His struggle to get pension reform passed strikes at the heart of Quinn’s problem: Whether it is fair, it seems most voters just don’t see him as effective.
A former governor who had to make some unpopular cuts in his day says that demonstrating his ability to lead is the key to Quinn bringing up his approval rating. “Public opinion can change. My experience has been: At the state level, once your numbers are down, it’s hard to get them back up,” says former Gov. Jim Edgar. “But it doesn’t mean they can’t come back. [Former Republican Gov. Richard] Ogilvie, his numbers got down after the income tax. They came back up. Not quite enough. He just barely lost to [former Democratic Gov.] Dan Walker. ... I think Ogilvie demonstrated as governor he was willing to do a lot of tough things and get things done. He managed well, and I think that’s what governor Quinn would have to do. He would have to demonstrate that he is managing the state, [that] he is getting some problems solved.”
Of course, Edgar, a Republican, likely hopes that Quinn cannot increase his public approval numbers. But Edgar concedes even if he can’t, it does not mean that Republicans can defeat Quinn in the 2014 race for the governor’s office. “I think [Quinn’s low approval rating is] why in two years, we have a chance of coming back and making this state a two-party state if we win the governor’s race. I think we have an opportunity to do that. It’s an opportunity. It’s not a guarantee. We’ve got to make sure we nominate the best candidate and that that’s a candidate who can not only win a primary, but he’s got to win the general election. And to win the general election in Illinois, you’ve got to appeal to independents and Democrats.”

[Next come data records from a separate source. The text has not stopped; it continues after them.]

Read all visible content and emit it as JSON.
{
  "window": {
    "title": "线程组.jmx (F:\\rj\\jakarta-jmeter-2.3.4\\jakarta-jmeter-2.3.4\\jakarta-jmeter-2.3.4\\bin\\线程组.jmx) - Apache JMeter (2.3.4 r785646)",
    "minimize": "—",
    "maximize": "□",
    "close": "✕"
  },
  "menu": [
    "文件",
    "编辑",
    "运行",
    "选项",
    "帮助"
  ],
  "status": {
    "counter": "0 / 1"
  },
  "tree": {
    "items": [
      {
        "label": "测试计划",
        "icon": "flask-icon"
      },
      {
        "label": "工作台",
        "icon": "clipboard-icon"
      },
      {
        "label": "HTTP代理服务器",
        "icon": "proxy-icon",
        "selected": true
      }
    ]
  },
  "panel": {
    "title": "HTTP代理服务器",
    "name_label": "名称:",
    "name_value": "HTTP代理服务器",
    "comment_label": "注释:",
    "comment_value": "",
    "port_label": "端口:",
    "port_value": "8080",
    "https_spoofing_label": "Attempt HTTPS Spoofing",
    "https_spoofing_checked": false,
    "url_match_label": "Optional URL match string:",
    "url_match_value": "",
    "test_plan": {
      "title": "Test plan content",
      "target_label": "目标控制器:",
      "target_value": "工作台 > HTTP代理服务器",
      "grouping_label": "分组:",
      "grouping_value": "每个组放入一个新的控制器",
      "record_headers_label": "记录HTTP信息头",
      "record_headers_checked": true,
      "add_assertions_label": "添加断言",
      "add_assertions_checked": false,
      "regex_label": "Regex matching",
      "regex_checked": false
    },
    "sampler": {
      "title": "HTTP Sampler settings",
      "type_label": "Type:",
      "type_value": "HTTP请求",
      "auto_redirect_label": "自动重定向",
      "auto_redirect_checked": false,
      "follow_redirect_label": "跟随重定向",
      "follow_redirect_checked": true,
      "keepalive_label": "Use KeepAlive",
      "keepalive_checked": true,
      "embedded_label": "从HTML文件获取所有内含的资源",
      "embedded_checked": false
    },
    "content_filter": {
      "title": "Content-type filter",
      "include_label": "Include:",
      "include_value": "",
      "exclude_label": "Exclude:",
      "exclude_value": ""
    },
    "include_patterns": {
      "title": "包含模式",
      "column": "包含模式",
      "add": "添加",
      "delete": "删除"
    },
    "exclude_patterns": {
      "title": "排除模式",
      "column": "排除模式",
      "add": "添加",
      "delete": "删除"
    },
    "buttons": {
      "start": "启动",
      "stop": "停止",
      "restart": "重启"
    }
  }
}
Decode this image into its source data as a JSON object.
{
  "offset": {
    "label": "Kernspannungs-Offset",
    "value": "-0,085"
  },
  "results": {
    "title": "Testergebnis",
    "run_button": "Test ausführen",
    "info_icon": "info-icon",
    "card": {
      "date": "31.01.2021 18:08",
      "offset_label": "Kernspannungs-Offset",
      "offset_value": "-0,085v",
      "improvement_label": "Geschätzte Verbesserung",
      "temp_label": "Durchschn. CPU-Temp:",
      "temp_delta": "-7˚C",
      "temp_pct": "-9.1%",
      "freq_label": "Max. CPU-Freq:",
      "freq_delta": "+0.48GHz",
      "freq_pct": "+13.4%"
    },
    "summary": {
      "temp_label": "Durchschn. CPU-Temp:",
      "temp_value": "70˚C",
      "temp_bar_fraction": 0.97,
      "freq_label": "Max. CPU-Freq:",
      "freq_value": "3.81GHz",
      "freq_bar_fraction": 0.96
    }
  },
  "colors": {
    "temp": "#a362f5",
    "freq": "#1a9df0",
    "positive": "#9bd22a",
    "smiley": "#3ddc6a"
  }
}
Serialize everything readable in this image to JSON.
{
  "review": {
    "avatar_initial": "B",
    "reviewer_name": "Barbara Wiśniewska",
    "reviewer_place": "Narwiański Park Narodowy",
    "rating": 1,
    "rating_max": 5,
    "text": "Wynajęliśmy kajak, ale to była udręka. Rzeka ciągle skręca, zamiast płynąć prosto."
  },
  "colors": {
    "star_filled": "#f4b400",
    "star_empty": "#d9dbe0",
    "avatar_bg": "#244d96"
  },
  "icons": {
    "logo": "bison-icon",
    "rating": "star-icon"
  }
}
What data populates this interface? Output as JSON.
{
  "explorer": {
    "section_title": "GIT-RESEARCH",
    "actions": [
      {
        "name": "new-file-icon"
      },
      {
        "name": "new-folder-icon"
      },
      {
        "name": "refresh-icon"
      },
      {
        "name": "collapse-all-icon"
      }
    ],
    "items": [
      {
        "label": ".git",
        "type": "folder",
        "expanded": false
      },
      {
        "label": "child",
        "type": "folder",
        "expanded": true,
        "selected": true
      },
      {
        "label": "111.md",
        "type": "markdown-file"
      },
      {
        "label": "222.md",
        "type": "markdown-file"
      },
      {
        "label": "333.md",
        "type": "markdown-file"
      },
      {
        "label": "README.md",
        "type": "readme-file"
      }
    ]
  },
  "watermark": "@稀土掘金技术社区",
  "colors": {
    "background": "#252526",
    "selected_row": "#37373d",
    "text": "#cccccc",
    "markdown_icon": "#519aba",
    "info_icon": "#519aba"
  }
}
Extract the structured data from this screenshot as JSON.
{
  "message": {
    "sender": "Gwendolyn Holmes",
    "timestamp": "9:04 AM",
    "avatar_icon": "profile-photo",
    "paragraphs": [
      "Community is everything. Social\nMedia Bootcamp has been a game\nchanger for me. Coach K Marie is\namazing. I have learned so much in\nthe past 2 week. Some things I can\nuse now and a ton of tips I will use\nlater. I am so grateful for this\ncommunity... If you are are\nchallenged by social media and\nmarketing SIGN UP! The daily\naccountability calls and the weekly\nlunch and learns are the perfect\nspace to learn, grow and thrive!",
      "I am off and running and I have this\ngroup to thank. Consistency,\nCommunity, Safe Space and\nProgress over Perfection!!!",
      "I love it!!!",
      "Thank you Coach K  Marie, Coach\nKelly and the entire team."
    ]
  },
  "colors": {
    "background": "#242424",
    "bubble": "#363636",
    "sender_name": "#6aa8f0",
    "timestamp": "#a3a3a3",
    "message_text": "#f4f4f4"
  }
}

The survey from Public Policy Polling shows Quinn trailing potential Republican challengers state Sen. Kirk Dillard and state Treasurer Dan Rutherford. Quinn did beat Illinois Congressman Aaron Schock in the poll, but only by one percentage point. The poll also shows voters favored potential primary challengers Bill Daley and Attorney General Lisa Madigan over Quinn.
It is a rough time to be an executive in America. The buck stops with you, and there are not enough bucks to go around. Charismatic President Barack Obama has seen his approval rating dip. According to Gallup polling, the lowest plunge was down to 38 percent. It has since recovered to 51 percent.
So it is no surprise that Quinn is not currently winning any popularity contests. And he has nothing but unpopular choices in front of him for the rest of his current term — pension reform, budget cuts and possibly more reductions to Medicaid. But if he can lead the way on those issues and work effectively with the legislature, where there will soon be a Democratic supermajority, he might be able to rehabilitate his image.
Illinois Issues, January 2013